- De’Angelo Henderson
- Antonio Brown
- Jarvis Landry
- Michael Crabtree
- Courtland Sutton
- Keelan Cole
- Taywan Taylor
- D.J. Chark
- Marquez Valdes-Scantling
- Jimmy Graham
- Austin Seferian-Jenkins
- Hayden Hurst
- Jonnu Smith
I am very happy with how this team turned out. I think there is a great balance of proven veterans and young talent with high upside which was my goal entering the draft. The process of doing a draft this long was a great experience. With dynasty league startup drafts, you really have to dive deeper than you do with a casual redraft league. Researching contract situations and evaluating teams by age and trying to predict each team’s outlook 5 years down the road or more in some cases was a real eye-opening experience.
This brings all the excitement and nerves back that I had when I first started doing redraft leagues over 10 years ago. Ron Corkern, a league-mate of mine even said after the draft that he has been playing fantasy football for 23 years and he is pumped. I don’t know why I waited this long to join my first dynasty league, but I am so glad I finally did.

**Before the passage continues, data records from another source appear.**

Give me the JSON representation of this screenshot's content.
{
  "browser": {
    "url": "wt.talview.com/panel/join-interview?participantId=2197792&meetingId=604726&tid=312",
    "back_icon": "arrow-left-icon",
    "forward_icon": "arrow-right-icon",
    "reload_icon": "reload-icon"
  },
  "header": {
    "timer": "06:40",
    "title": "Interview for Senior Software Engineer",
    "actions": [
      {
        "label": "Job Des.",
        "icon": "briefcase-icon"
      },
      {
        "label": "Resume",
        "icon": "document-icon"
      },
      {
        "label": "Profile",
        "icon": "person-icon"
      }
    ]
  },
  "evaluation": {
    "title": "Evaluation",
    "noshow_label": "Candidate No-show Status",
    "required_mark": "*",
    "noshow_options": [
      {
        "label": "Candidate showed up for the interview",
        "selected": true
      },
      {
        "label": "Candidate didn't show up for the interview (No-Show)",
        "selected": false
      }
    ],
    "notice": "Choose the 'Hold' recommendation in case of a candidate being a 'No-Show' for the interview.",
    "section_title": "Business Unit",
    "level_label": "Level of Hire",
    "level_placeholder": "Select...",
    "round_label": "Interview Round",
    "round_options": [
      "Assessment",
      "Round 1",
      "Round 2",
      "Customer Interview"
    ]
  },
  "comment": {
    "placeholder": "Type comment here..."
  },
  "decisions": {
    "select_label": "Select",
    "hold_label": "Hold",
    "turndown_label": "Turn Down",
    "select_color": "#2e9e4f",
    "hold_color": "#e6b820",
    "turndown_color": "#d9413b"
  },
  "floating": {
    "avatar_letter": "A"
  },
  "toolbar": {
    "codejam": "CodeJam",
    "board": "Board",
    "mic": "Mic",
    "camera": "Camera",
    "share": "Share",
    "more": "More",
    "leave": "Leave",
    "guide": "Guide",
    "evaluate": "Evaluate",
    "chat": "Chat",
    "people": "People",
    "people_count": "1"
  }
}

If you have never had a chance to get into a dynasty startup or you feel like you need more of a challenge than the same old redraft leagues you have been doing every year, don’t hesitate to dive right in. Hit up John Moeser on Twitter and get involved!